__Problem statement__:
Please return each record exactly, leaving nothing out.

[Excerpts from an interface dataset]
§
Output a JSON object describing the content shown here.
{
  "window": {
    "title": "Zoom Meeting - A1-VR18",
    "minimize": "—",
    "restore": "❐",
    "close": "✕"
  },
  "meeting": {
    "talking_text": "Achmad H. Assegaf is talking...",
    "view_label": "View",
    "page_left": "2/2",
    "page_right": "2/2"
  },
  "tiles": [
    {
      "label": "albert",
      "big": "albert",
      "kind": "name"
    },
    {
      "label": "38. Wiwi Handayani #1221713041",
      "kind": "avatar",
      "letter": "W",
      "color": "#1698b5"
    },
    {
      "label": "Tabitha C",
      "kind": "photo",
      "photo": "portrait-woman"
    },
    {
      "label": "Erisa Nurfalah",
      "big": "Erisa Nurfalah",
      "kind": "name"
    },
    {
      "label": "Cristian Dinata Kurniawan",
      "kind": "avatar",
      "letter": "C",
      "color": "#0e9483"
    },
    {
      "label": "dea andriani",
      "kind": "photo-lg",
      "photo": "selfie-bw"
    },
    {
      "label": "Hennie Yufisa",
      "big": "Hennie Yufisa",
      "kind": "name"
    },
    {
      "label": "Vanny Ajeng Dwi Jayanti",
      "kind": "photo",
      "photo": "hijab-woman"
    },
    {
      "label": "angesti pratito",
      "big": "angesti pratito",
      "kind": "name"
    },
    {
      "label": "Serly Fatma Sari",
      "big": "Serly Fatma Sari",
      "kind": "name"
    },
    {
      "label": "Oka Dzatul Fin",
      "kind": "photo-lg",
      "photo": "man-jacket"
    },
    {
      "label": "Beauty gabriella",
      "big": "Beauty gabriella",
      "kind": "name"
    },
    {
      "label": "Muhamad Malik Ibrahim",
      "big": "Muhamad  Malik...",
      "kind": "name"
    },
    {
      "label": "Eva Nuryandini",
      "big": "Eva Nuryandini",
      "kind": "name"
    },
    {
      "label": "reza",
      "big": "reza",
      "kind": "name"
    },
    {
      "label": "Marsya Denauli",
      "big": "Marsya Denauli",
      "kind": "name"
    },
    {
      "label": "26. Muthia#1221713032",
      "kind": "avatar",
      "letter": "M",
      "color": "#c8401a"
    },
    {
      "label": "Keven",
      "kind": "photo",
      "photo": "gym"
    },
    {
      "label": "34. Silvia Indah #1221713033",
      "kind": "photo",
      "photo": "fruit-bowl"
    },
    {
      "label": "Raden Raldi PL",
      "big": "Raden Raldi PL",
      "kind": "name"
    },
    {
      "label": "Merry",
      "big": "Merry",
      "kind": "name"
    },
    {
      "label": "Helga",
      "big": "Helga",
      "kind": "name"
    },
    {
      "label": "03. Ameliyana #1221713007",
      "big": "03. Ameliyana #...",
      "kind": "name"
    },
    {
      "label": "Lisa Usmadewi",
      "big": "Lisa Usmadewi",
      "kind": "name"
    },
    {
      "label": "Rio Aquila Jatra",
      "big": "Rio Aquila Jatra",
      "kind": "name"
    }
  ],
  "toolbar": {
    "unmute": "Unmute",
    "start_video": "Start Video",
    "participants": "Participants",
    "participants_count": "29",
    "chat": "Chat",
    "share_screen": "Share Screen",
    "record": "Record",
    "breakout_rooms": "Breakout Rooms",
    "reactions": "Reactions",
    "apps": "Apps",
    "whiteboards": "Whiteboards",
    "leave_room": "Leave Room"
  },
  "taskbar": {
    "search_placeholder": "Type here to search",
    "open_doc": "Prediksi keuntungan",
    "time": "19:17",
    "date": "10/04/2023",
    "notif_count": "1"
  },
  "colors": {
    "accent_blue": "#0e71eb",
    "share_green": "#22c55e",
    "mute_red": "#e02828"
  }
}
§
__Task output__:
Output a JSON object describing the content shown here.
{
  "window": {
    "title": "Zoom Meeting - A1-VR18",
    "minimize": "—",
    "restore": "❐",
    "close": "✕"
  },
  "meeting": {
    "talking_text": "Achmad H. Assegaf is talking...",
    "view_label": "View",
    "page_left": "2/2",
    "page_right": "2/2"
  },
  "tiles": [
    {
      "label": "albert",
      "big": "albert",
      "kind": "name"
    },
    {
      "label": "38. Wiwi Handayani #1221713041",
      "kind": "avatar",
      "letter": "W",
      "color": "#1698b5"
    },
    {
      "label": "Tabitha C",
      "kind": "photo",
      "photo": "portrait-woman"
    },
    {
      "label": "Erisa Nurfalah",
      "big": "Erisa Nurfalah",
      "kind": "name"
    },
    {
      "label": "Cristian Dinata Kurniawan",
      "kind": "avatar",
      "letter": "C",
      "color": "#0e9483"
    },
    {
      "label": "dea andriani",
      "kind": "photo-lg",
      "photo": "selfie-bw"
    },
    {
      "label": "Hennie Yufisa",
      "big": "Hennie Yufisa",
      "kind": "name"
    },
    {
      "label": "Vanny Ajeng Dwi Jayanti",
      "kind": "photo",
      "photo": "hijab-woman"
    },
    {
      "label": "angesti pratito",
      "big": "angesti pratito",
      "kind": "name"
    },
    {
      "label": "Serly Fatma Sari",
      "big": "Serly Fatma Sari",
      "kind": "name"
    },
    {
      "label": "Oka Dzatul Fin",
      "kind": "photo-lg",
      "photo": "man-jacket"
    },
    {
      "label": "Beauty gabriella",
      "big": "Beauty gabriella",
      "kind": "name"
    },
    {
      "label": "Muhamad Malik Ibrahim",
      "big": "Muhamad  Malik...",
      "kind": "name"
    },
    {
      "label": "Eva Nuryandini",
      "big": "Eva Nuryandini",
      "kind": "name"
    },
    {
      "label": "reza",
      "big": "reza",
      "kind": "name"
    },
    {
      "label": "Marsya Denauli",
      "big": "Marsya Denauli",
      "kind": "name"
    },
    {
      "label": "26. Muthia#1221713032",
      "kind": "avatar",
      "letter": "M",
      "color": "#c8401a"
    },
    {
      "label": "Keven",
      "kind": "photo",
      "photo": "gym"
    },
    {
      "label": "34. Silvia Indah #1221713033",
      "kind": "photo",
      "photo": "fruit-bowl"
    },
    {
      "label": "Raden Raldi PL",
      "big": "Raden Raldi PL",
      "kind": "name"
    },
    {
      "label": "Merry",
      "big": "Merry",
      "kind": "name"
    },
    {
      "label": "Helga",
      "big": "Helga",
      "kind": "name"
    },
    {
      "label": "03. Ameliyana #1221713007",
      "big": "03. Ameliyana #...",
      "kind": "name"
    },
    {
      "label": "Lisa Usmadewi",
      "big": "Lisa Usmadewi",
      "kind": "name"
    },
    {
      "label": "Rio Aquila Jatra",
      "big": "Rio Aquila Jatra",
      "kind": "name"
    }
  ],
  "toolbar": {
    "unmute": "Unmute",
    "start_video": "Start Video",
    "participants": "Participants",
    "participants_count": "29",
    "chat": "Chat",
    "share_screen": "Share Screen",
    "record": "Record",
    "breakout_rooms": "Breakout Rooms",
    "reactions": "Reactions",
    "apps": "Apps",
    "whiteboards": "Whiteboards",
    "leave_room": "Leave Room"
  },
  "taskbar": {
    "search_placeholder": "Type here to search",
    "open_doc": "Prediksi keuntungan",
    "time": "19:17",
    "date": "10/04/2023",
    "notif_count": "1"
  },
  "colors": {
    "accent_blue": "#0e71eb",
    "share_green": "#22c55e",
    "mute_red": "#e02828"
  }
}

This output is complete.